= Beginning of Section =

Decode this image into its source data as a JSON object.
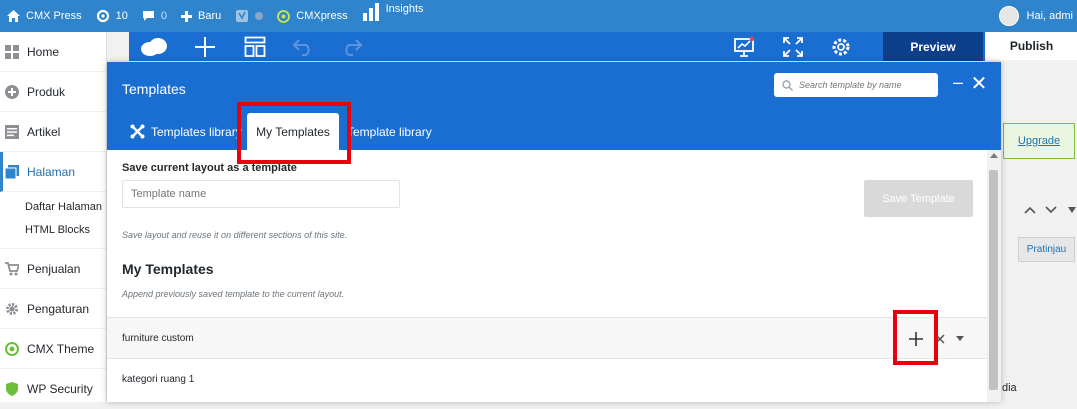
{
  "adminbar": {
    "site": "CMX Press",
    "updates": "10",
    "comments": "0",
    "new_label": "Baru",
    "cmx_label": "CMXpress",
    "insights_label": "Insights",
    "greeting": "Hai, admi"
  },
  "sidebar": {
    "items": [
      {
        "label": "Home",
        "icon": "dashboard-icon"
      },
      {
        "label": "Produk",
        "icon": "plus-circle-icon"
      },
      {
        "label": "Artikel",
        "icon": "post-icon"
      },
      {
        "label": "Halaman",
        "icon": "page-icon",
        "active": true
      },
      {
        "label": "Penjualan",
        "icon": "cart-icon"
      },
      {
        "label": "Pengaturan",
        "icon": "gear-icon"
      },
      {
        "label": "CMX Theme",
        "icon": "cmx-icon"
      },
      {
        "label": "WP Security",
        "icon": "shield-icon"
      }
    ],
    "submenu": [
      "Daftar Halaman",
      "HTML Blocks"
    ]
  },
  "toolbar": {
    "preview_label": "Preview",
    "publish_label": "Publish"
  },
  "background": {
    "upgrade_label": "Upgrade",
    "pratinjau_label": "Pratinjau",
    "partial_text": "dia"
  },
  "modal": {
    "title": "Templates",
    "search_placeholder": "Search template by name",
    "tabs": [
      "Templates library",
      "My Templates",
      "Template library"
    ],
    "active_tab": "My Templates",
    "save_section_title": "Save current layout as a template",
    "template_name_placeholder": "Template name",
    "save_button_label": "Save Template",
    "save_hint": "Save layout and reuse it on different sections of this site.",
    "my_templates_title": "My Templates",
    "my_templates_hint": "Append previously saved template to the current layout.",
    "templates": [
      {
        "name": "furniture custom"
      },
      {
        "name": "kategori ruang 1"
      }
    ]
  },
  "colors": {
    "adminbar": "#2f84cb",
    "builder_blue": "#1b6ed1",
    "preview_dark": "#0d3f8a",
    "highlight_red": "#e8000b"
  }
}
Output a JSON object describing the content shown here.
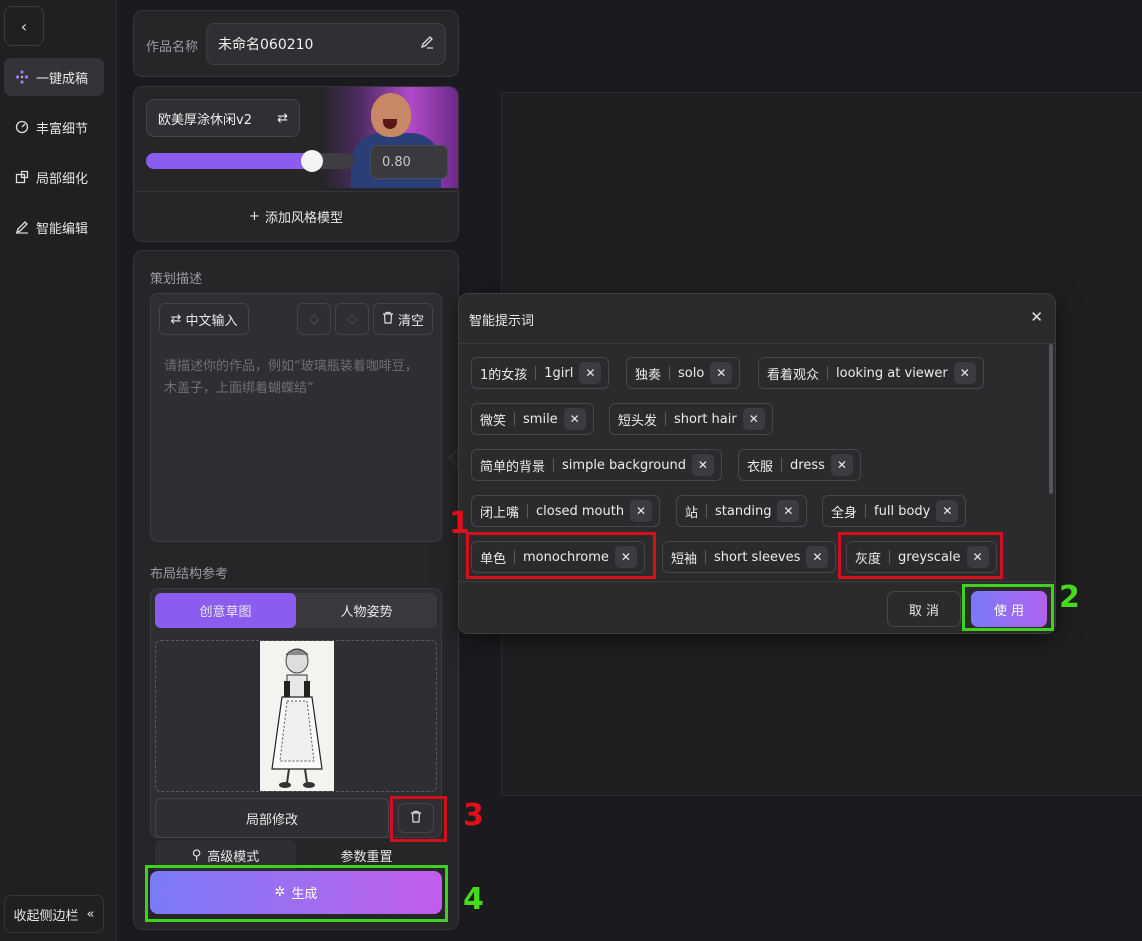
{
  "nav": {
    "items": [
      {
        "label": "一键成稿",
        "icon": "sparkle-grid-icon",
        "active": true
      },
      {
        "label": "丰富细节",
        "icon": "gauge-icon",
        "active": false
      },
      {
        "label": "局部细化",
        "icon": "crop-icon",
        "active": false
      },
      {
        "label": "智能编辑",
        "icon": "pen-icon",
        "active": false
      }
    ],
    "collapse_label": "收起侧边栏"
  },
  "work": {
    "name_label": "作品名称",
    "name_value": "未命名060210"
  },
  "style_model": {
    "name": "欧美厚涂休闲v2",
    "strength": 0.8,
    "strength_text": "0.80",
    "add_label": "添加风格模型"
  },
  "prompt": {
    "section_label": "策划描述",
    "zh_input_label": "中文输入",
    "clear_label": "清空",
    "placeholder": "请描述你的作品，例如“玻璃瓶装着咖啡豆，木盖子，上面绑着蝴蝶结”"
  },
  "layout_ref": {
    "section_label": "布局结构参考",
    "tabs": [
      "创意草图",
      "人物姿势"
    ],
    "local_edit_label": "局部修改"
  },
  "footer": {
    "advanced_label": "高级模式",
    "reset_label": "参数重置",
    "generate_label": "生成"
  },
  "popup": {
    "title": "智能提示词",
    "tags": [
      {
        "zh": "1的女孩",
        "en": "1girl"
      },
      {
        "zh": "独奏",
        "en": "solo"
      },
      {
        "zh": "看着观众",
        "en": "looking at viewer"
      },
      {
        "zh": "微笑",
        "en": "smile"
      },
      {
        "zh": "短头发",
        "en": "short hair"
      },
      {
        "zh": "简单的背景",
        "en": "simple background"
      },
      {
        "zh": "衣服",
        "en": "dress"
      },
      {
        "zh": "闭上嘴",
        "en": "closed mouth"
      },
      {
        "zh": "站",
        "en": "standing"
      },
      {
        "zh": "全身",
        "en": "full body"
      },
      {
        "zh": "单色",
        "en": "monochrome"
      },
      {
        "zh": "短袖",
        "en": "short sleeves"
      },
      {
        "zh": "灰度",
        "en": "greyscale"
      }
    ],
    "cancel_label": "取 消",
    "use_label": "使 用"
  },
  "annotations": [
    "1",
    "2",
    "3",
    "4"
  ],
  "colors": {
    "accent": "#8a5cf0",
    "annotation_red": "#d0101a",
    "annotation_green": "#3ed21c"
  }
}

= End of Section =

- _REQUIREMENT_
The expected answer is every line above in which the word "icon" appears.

- _EXERCISE ANSWER_
        "icon": "dashboard-icon"
        "icon": "plus-circle-icon"
        "icon": "post-icon"
        "icon": "page-icon",
        "icon": "cart-icon"
        "icon": "gear-icon"
        "icon": "cmx-icon"
        "icon": "shield-icon"
        "icon": "sparkle-grid-icon",
        "icon": "gauge-icon",
        "icon": "crop-icon",
        "icon": "pen-icon",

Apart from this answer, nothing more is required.